Election Technology Procurements Guide
A Set of Best Practices for Securing Election Technology through Procurement
Computer hardware, software, and other services are essential for election operations. In nearly all election jurisdictions, most of the services that underpin our elections—from voter registration and election management systems to poll books and vote tabulation devices, are procured from private vendors. These systems are often managed by election staff.
While election officials put in a great deal of effort to protect their systems, some of the biggest gains can be made by incorporating the right security best practices into their procurement process to cover project inception through close and transition. Responding to this need, CIS led the development of A Guide for Ensuring Security in Election Procurements and its companion online tool to assist election officials with ensuring security is properly accounted for in their election technology procurements.
Incorporating best practices in procurement
CIS has been a leader in providing cybersecurity best practices for more than a decade. A little more than a year ago, CIS released A Handbook for Election Infrastructure Security, which included 88 best practices that election organizations can implement to improve security outcomes in elections infrastructure.
Following the release of the handbook, many stakeholders in the election community identified an ongoing difficulty of getting quality security outcomes in procurements. This isn’t unique to elections; getting procurement language right is a challenge across every industry.

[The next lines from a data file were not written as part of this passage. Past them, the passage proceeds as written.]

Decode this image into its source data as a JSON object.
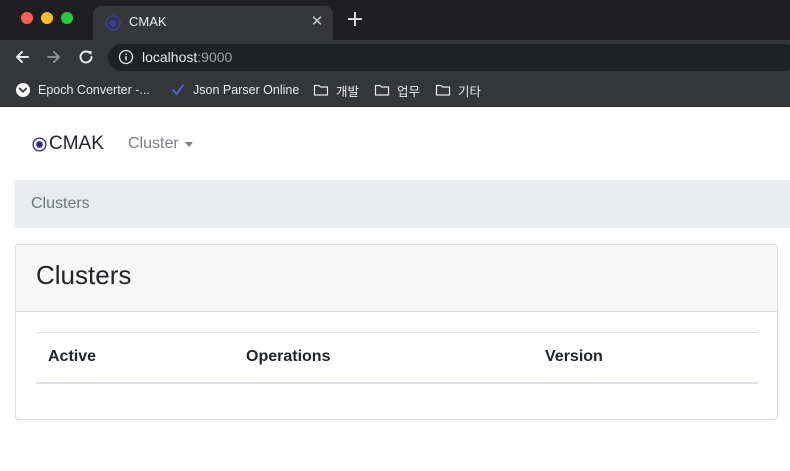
{
  "browser": {
    "tab": {
      "title": "CMAK",
      "favicon": "cmak-logo-icon"
    },
    "new_tab_label": "+",
    "close_label": "✕",
    "address": {
      "host": "localhost",
      "port": ":9000"
    },
    "bookmarks": [
      {
        "label": "Epoch Converter -...",
        "icon": "chevron-circle-icon"
      },
      {
        "label": "Json Parser Online",
        "icon": "checkmark-icon"
      },
      {
        "label": "개발",
        "icon": "folder-icon"
      },
      {
        "label": "업무",
        "icon": "folder-icon"
      },
      {
        "label": "기타",
        "icon": "folder-icon"
      }
    ]
  },
  "app": {
    "brand": "CMAK",
    "nav": {
      "cluster_label": "Cluster"
    },
    "breadcrumb": {
      "current": "Clusters"
    },
    "card": {
      "title": "Clusters",
      "table": {
        "columns": [
          "Active",
          "Operations",
          "Version"
        ],
        "rows": []
      }
    }
  },
  "colors": {
    "brand_logo": "#2d2c8a",
    "breadcrumb_bg": "#e9ecef",
    "card_header_bg": "#f7f7f7"
  }
}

CIS developed this procurement guide to help with this challenge. CIS worked with a group of election stakeholders from federal, state, and local governments, community associations, and election technology vendors to develop a set of best practices tailored to improving security in election procurements.
Best practices you can use

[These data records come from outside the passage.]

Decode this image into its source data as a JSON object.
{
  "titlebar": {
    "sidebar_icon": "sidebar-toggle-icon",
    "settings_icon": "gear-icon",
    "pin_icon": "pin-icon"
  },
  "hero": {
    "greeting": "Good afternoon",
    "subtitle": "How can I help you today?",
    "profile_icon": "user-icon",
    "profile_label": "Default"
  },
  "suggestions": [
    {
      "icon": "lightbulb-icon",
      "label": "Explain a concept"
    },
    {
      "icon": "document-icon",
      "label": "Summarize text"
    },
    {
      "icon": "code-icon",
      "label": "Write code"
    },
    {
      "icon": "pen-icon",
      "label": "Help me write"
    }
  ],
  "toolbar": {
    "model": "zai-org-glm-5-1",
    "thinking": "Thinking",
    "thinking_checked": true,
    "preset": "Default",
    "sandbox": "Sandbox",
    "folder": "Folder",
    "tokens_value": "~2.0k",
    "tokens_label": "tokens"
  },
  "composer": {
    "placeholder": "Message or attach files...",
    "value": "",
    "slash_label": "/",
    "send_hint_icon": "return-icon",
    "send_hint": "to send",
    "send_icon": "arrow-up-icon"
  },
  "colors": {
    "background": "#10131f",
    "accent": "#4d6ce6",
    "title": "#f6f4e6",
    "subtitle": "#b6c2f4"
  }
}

The procurement process can be cumbersome and is often time-consuming and frustrating. Because of long lead times and the risk of sunk costs, procurements can be difficult to manage and very difficult to unwind. This means you must get them right from the start.
There are several goals of having best practices for procurement. Specifically, the best practices aim to help election officials:
- Ask questions about security in a way that will elicit meaningful responses from proposers
- Evaluate responses to separate well-crafted language from truly secure solutions
- Incorporate the right language into contracts to foster quality ongoing contract management
- Increase consistency in vendor expectation, helping to move the market to more secure offerings
To address these goals, the procurement guide provides helpful context for procurement decisions and 33 best practices that cover the categories of people, process, and technology. Each best practice provides suggested RFP language, ideas on how to tell good and bad responses apart, as well as helpful tips. Knowing that not all procurements will demand implementation of all 33 best practices, the guide also attempts to help election officials identify the applicability of each best practice based on the type of system being procured. Of course, every procurement is different and the election official, in consultation with their procurement professionals, will ultimately decide how to best apply the suggestions.
A document…and also a tool
One of the problems with writing guidance like this is that paper and PDFs have limited means of displaying information. You can’t filter or reorder best practices in a printed booklet or PDF, and CIS felt a more flexible presentation was necessary.
Therefore, today we’ve also released a tool that allows filtering and exporting of the best practices. This will allow election officials to tailor the best practices to the type of procurement they are doing, such as a procurement for cloud services for an operationally critical system. Officials can use the exported best practices to copy and paste into requests for proposals, as an evaluation checklist, or however else they see fit.
A word on vendors
Election vendors are a major partner in the election community. We developed the best practices we’re releasing today in concert with the Department of Homeland Security’s Sector Coordinating Council for the Election Infrastructure Subsector and its members to create a product that is mutually beneficial for everyone. While this is guidance is intended for election officials, we believe it will also be useful for vendors by helping provide more consistency in what they’re being asked, giving an opportunity for those vendors that are doing a better job of security to more clearly articulate it.
Both the Guide and the Searchable best practices are available on the election resource page of the CIS website. Thank you to all those who helped us develop this important work and we hope the community will find it valuable. Take a look today.